Although based in Germany, Byambasuren Davaa has devoted her career to capturing the culture of her native Mongolia. Her films combine elements of documentary and narrative cinema, combining scripted stories with images of their subjects, mostly Mongolian nomads going about their daily business. Davaa began her career as a television presenter and assistant director in Mongolian television before moving to Munich to study documentary film at the University of Television and Film Munich.
She made her feature-length debut with the docudrama The Story of the Weeping Camel (2003), co-directed with Luigi Falorni, which is a look at how a nomadic family in the Gobi Desert copes with the birth of a rare white camel rejected by its mother. The picture earned an Oscar nomination for Best Documentary Feature and brought Davaa and Falorni the Director’s Guild Award for Outstanding Directorial Achievement in Documentary. Davaa followed the film with her first solo directing feature, The Cave of the Yellow Dog (2005), about a family of nomadic shepherds dealing with their daughter’s adoption of a dog.

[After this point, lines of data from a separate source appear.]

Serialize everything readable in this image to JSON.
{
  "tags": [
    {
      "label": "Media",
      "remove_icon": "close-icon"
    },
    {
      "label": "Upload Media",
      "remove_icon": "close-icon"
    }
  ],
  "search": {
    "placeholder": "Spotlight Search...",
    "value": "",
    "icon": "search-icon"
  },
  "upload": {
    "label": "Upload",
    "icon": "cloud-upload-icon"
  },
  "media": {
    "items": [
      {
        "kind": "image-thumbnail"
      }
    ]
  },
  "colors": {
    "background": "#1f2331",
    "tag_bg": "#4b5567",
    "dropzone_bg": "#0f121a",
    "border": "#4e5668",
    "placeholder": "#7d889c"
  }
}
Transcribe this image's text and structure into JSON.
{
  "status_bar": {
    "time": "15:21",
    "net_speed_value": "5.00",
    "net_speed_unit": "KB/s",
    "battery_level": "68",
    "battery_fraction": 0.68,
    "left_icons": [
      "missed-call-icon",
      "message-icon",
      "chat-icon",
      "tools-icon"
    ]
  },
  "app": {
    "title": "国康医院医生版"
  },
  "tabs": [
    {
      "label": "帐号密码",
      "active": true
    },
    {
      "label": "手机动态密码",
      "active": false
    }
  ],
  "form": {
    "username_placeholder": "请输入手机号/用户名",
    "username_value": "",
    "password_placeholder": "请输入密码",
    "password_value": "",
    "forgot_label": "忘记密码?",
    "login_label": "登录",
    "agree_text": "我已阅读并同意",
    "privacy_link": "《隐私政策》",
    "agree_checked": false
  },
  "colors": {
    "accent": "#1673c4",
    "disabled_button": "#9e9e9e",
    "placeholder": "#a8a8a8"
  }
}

Her most recent film, Veins of the World (2020), follows an 11-year-old boy’s desire to finish his father’s fight against global mining companies extracting gold in the Mongolian steppe.